§ Problem details
If a line in the data holds "Criteria", copy that line out in full.
____ Study material
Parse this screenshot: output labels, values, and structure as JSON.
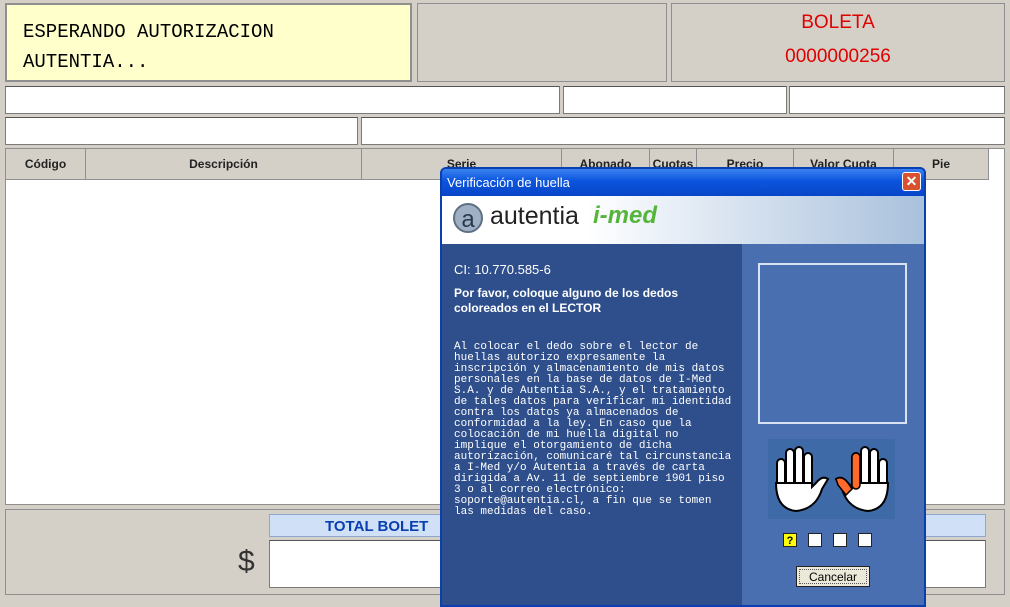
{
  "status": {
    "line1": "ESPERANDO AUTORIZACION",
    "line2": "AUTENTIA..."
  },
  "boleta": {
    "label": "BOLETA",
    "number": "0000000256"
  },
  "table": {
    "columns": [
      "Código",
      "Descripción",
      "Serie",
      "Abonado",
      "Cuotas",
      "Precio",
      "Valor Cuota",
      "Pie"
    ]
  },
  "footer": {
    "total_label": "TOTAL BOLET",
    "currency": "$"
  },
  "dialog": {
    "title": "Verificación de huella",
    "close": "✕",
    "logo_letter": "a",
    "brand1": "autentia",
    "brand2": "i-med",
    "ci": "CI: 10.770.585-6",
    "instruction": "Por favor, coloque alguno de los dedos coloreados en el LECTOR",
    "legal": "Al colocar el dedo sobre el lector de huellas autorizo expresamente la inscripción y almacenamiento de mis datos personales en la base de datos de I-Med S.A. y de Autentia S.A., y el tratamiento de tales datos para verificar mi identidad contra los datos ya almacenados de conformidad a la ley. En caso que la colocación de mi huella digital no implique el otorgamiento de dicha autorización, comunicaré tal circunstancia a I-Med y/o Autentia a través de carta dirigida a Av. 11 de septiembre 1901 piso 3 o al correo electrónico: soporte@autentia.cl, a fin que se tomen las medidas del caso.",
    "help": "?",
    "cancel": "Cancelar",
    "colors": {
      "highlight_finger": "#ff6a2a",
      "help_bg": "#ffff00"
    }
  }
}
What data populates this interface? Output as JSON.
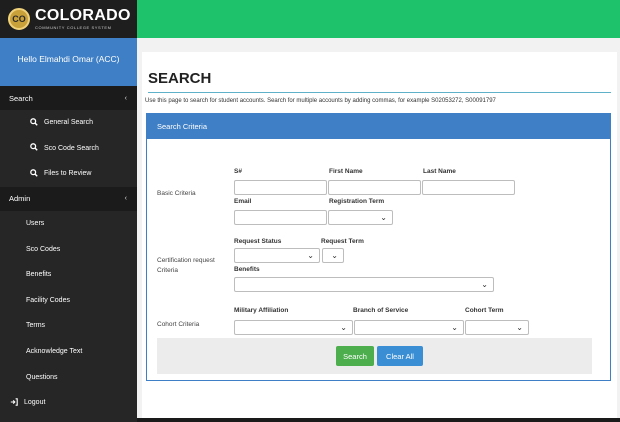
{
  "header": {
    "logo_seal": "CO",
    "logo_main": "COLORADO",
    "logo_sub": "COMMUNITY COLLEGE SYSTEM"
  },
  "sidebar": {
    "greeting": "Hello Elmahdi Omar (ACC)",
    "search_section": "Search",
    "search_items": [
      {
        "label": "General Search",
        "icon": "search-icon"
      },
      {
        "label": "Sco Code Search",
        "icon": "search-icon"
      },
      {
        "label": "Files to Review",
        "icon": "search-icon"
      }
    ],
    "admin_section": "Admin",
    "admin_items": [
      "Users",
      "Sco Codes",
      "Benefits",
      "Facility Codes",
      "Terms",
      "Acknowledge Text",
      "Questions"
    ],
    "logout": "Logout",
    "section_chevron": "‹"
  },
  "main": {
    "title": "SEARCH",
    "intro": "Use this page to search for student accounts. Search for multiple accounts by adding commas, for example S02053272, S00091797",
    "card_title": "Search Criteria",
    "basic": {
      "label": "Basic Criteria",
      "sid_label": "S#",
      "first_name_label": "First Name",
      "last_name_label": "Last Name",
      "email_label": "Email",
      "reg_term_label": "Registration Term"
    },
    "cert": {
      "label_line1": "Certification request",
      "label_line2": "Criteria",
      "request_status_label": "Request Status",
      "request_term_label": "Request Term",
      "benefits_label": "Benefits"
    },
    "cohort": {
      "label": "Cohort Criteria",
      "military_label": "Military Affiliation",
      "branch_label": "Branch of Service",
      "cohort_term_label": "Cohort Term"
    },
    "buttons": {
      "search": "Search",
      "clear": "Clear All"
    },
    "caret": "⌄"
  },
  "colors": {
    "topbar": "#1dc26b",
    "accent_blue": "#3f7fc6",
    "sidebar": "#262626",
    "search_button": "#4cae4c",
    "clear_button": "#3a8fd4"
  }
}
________
§ Solution to this task
    "card_title": "Search Criteria",
      "label": "Basic Criteria",
      "label_line2": "Criteria",
      "label": "Cohort Criteria",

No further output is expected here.